Geri Vistein and Anne Zill have co-curated “Coyote Connections,” a group show featuring over 30 artists from Maine. Through paintings, sculptures, prints, drawings, photographs and sculptures, the subject of the coyote is invoked and presented in an exciting visual array, from the realistic to the spiritual, the figurative to the imaginative, the reverent to the evocative, the coyote and its relationship to the landscape and the people of Maine takes shape. It is a densely hung show, with something for everyone to experience.
Vistein and Zill joined forces to mount this show, and chose the coyote, as opposed to the crocodile, polar bear or tarantula, because the coyote lives in Maine. Many artists in Maine have had experiences with the animal that informed their process of creating new work for this show. Furthermore, the subject of the coyote is a bridge between the art audiences who frequent the UNE art gallery and state residents who have also encountered the animal. The curators’ shared vision was to focus on this local carnivore, and to investigate the coyote through the lens of art.
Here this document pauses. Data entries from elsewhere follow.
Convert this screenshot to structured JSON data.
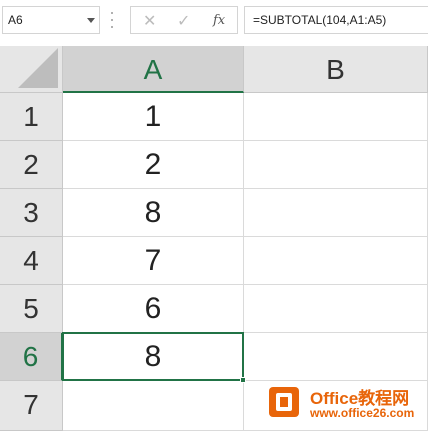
{
  "formula_bar": {
    "name_box": "A6",
    "cancel_icon": "close-icon",
    "enter_icon": "check-icon",
    "fx_label": "fx",
    "formula": "=SUBTOTAL(104,A1:A5)"
  },
  "columns": [
    {
      "label": "A",
      "selected": true
    },
    {
      "label": "B",
      "selected": false
    }
  ],
  "rows": [
    {
      "label": "1",
      "a": "1",
      "b": "",
      "selected": false
    },
    {
      "label": "2",
      "a": "2",
      "b": "",
      "selected": false
    },
    {
      "label": "3",
      "a": "8",
      "b": "",
      "selected": false
    },
    {
      "label": "4",
      "a": "7",
      "b": "",
      "selected": false
    },
    {
      "label": "5",
      "a": "6",
      "b": "",
      "selected": false
    },
    {
      "label": "6",
      "a": "8",
      "b": "",
      "selected": true
    },
    {
      "label": "7",
      "a": "",
      "b": "",
      "selected": false
    }
  ],
  "active_cell": "A6",
  "colors": {
    "accent": "#217346",
    "header_bg": "#e6e6e6",
    "header_selected_bg": "#d2d2d2",
    "watermark": "#e8650a"
  },
  "watermark": {
    "title": "Office教程网",
    "url": "www.office26.com"
  }
}
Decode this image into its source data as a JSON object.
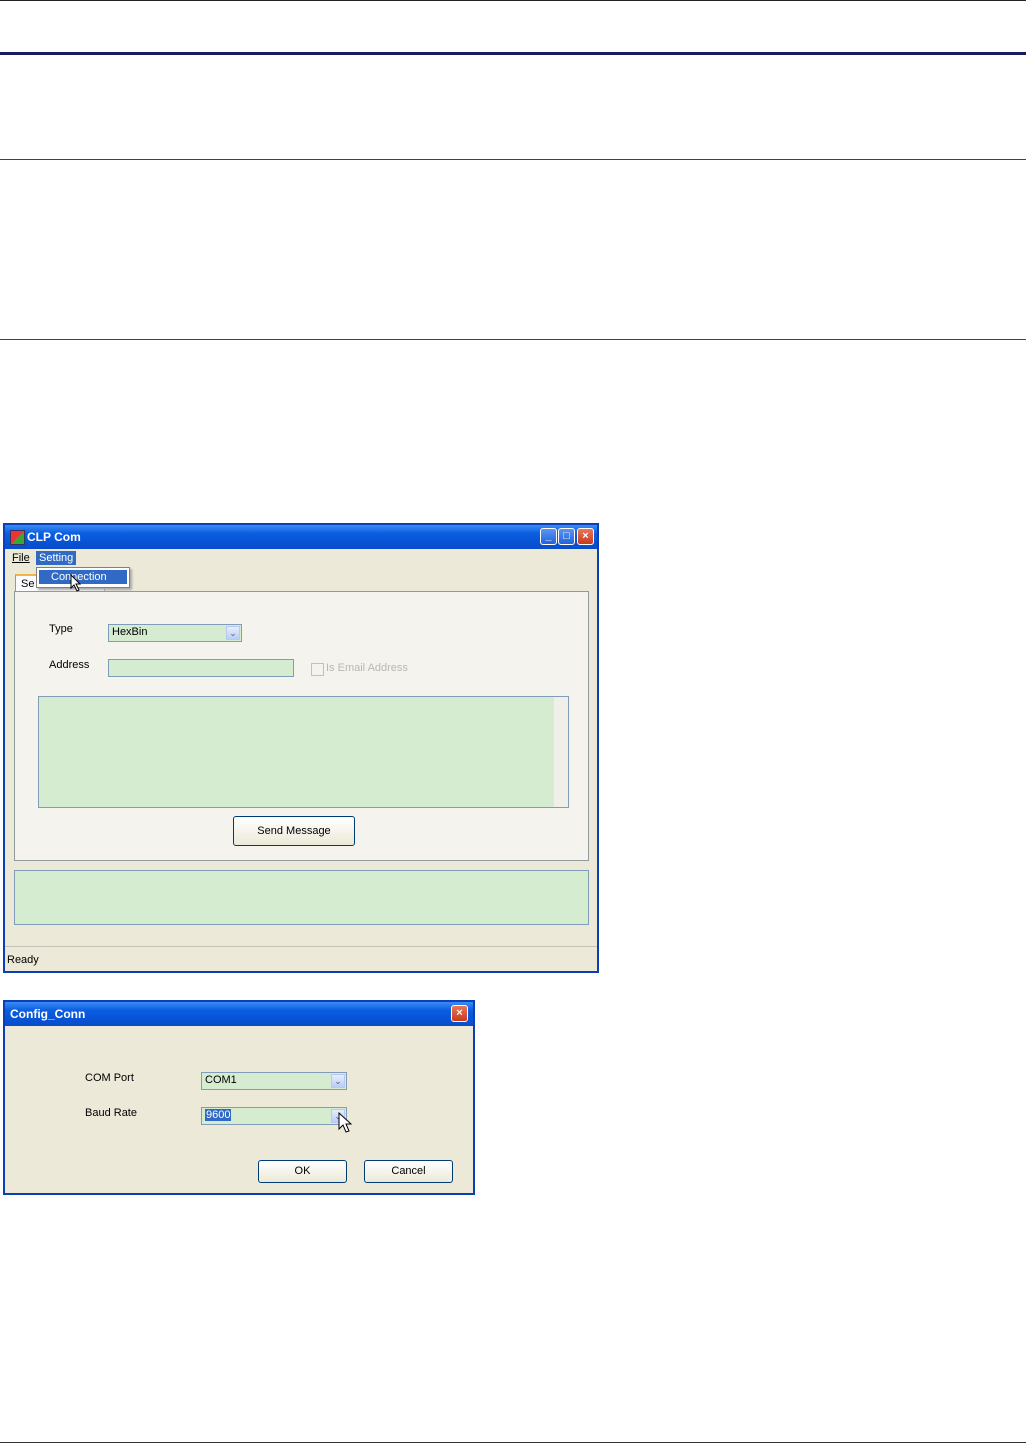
{
  "main_window": {
    "title": "CLP Com",
    "menu": {
      "file": "File",
      "setting": "Setting"
    },
    "dropdown_item": "Connection",
    "tab_label": "Se",
    "type_label": "Type",
    "type_value": "HexBin",
    "address_label": "Address",
    "address_value": "",
    "email_checkbox_label": "Is Email Address",
    "message_text": "",
    "send_button": "Send Message",
    "status": "Ready",
    "caption_minimize": "_",
    "caption_maximize": "□",
    "caption_close": "×"
  },
  "config_dialog": {
    "title": "Config_Conn",
    "com_port_label": "COM Port",
    "com_port_value": "COM1",
    "baud_rate_label": "Baud Rate",
    "baud_rate_value": "9600",
    "ok_button": "OK",
    "cancel_button": "Cancel",
    "caption_close": "×"
  },
  "icons": {
    "combo_arrow": "chevron-down-icon",
    "cursor": "mouse-pointer-icon"
  }
}
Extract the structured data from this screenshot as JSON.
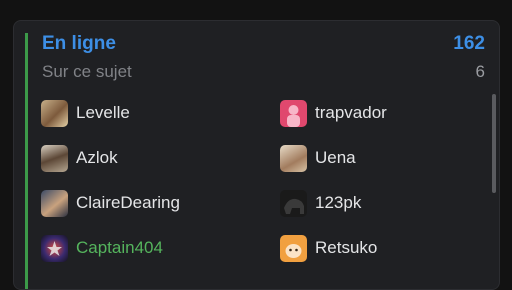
{
  "header": {
    "title": "En ligne",
    "total": "162",
    "subtitle": "Sur ce sujet",
    "subcount": "6"
  },
  "users": [
    {
      "name": "Levelle",
      "avatar_icon": "user-avatar-icon",
      "color": "#e4e5e7"
    },
    {
      "name": "trapvador",
      "avatar_icon": "user-avatar-icon",
      "color": "#e4e5e7"
    },
    {
      "name": "Azlok",
      "avatar_icon": "user-avatar-icon",
      "color": "#e4e5e7"
    },
    {
      "name": "Uena",
      "avatar_icon": "user-avatar-icon",
      "color": "#e4e5e7"
    },
    {
      "name": "ClaireDearing",
      "avatar_icon": "user-avatar-icon",
      "color": "#e4e5e7"
    },
    {
      "name": "123pk",
      "avatar_icon": "user-avatar-icon",
      "color": "#e4e5e7"
    },
    {
      "name": "Captain404",
      "avatar_icon": "user-avatar-icon",
      "color": "#55b45d"
    },
    {
      "name": "Retsuko",
      "avatar_icon": "user-avatar-icon",
      "color": "#e4e5e7"
    }
  ],
  "colors": {
    "accent_blue": "#3d8fe6",
    "accent_green": "#3c9a49",
    "panel_bg": "#1f2023"
  }
}
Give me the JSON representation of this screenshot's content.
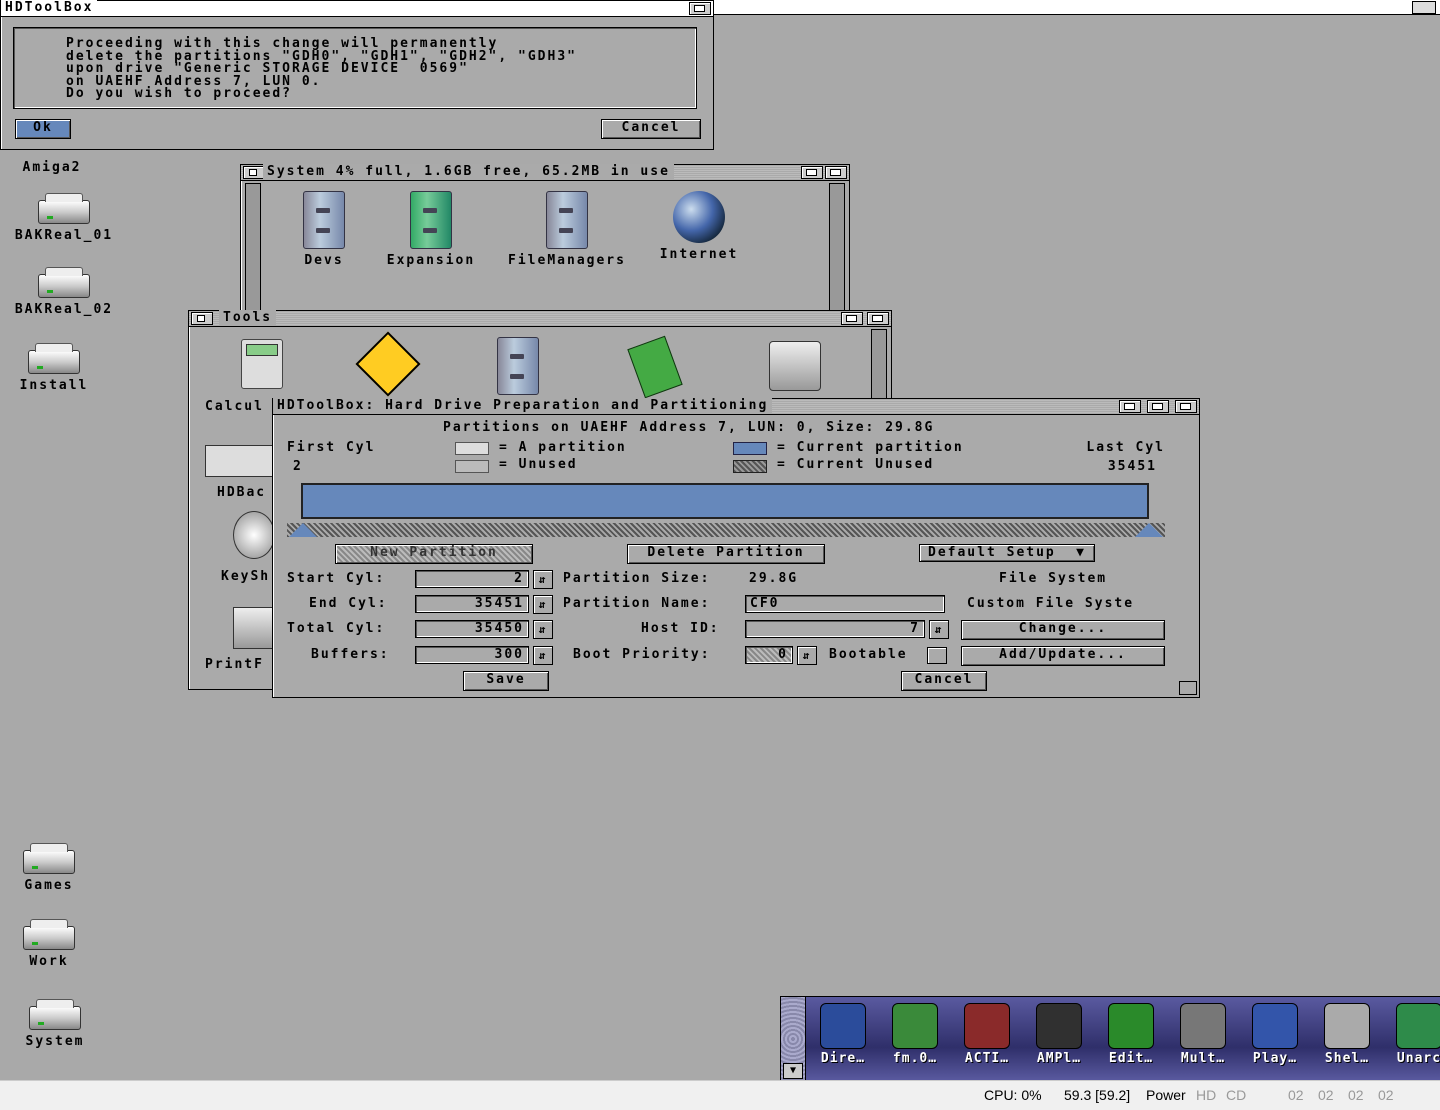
{
  "screen": {
    "title": ""
  },
  "requester": {
    "title": "HDToolBox",
    "message": [
      "Proceeding with this change will permanently",
      "delete the partitions \"GDH0\", \"GDH1\", \"GDH2\", \"GDH3\"",
      "upon drive \"Generic STORAGE DEVICE  0569\"",
      "on UAEHF Address 7, LUN 0.",
      "Do you wish to proceed?"
    ],
    "ok_label": "Ok",
    "cancel_label": "Cancel"
  },
  "desktop_icons": [
    {
      "label": "Amiga2"
    },
    {
      "label": "BAKReal_01"
    },
    {
      "label": "BAKReal_02"
    },
    {
      "label": "Install"
    },
    {
      "label": "Games"
    },
    {
      "label": "Work"
    },
    {
      "label": "System"
    }
  ],
  "system_window": {
    "title": "System  4% full, 1.6GB free, 65.2MB in use",
    "icons": [
      {
        "label": "Devs"
      },
      {
        "label": "Expansion"
      },
      {
        "label": "FileManagers"
      },
      {
        "label": "Internet"
      }
    ]
  },
  "tools_window": {
    "title": "Tools",
    "partial_labels": [
      "Calcul",
      "HDBac",
      "KeySh",
      "PrintF"
    ]
  },
  "hdtoolbox": {
    "title": "HDToolBox: Hard Drive Preparation and Partitioning",
    "header": "Partitions on UAEHF Address 7, LUN: 0, Size: 29.8G",
    "first_cyl_label": "First Cyl",
    "first_cyl_value": "2",
    "last_cyl_label": "Last Cyl",
    "last_cyl_value": "35451",
    "legend": {
      "a_partition": "= A partition",
      "unused": "= Unused",
      "current_partition": "= Current partition",
      "current_unused": "= Current Unused"
    },
    "new_partition_label": "New Partition",
    "delete_partition_label": "Delete Partition",
    "default_setup_label": "Default Setup",
    "start_cyl_label": "Start Cyl:",
    "start_cyl_value": "2",
    "end_cyl_label": "End Cyl:",
    "end_cyl_value": "35451",
    "total_cyl_label": "Total Cyl:",
    "total_cyl_value": "35450",
    "buffers_label": "Buffers:",
    "buffers_value": "300",
    "partition_size_label": "Partition Size:",
    "partition_size_value": "29.8G",
    "partition_name_label": "Partition Name:",
    "partition_name_value": "CF0",
    "host_id_label": "Host ID:",
    "host_id_value": "7",
    "boot_priority_label": "Boot Priority:",
    "boot_priority_value": "0",
    "bootable_label": "Bootable",
    "file_system_label": "File System",
    "file_system_value": "Custom File Syste",
    "change_label": "Change...",
    "add_update_label": "Add/Update...",
    "save_label": "Save",
    "cancel_label": "Cancel"
  },
  "dock": {
    "items": [
      {
        "label": "Dire…",
        "color": "#2b4c9b"
      },
      {
        "label": "fm.0…",
        "color": "#3a8a3a"
      },
      {
        "label": "ACTI…",
        "color": "#8a2a2a"
      },
      {
        "label": "AMPl…",
        "color": "#303030"
      },
      {
        "label": "Edit…",
        "color": "#2a8a2a"
      },
      {
        "label": "Mult…",
        "color": "#777777"
      },
      {
        "label": "Play…",
        "color": "#3355aa"
      },
      {
        "label": "Shel…",
        "color": "#aaaaaa"
      },
      {
        "label": "Unarc",
        "color": "#2e8b4a"
      }
    ]
  },
  "statusbar": {
    "cpu": "CPU: 0%",
    "fps": "59.3 [59.2]",
    "power": "Power",
    "hd": "HD",
    "cd": "CD",
    "drives": [
      "02",
      "02",
      "02",
      "02"
    ]
  },
  "colors": {
    "desktop": "#a9a9a9",
    "partition_blue": "#6688bb",
    "window_gray": "#aaaaaa"
  }
}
Their fervent hope is to bring awareness to the need for co-existence with this creature in the Maine ecosystem, and to demonstrate the power of art in bridging art and science in their community.
Vistein is a conservation biologist whose website, “Coyote Lives in Maine,” was created “to educate our people and our leaders about coyote, and to create a place for dialogue so we can learn from each other.” Her life’s work has been devoted to science and the study of carnivores across the United States. Zill, director of the University of New England Art Gallery, has curated shows nationally and internationally for over 20 years. Their collaboration brings art and science together in a new and exciting way. For example, they asked each artist to write a reflection on their artwork in the show instead of the standard artist statement. These short pieces of prose are powerful bridges between the art, the viewer and the artist.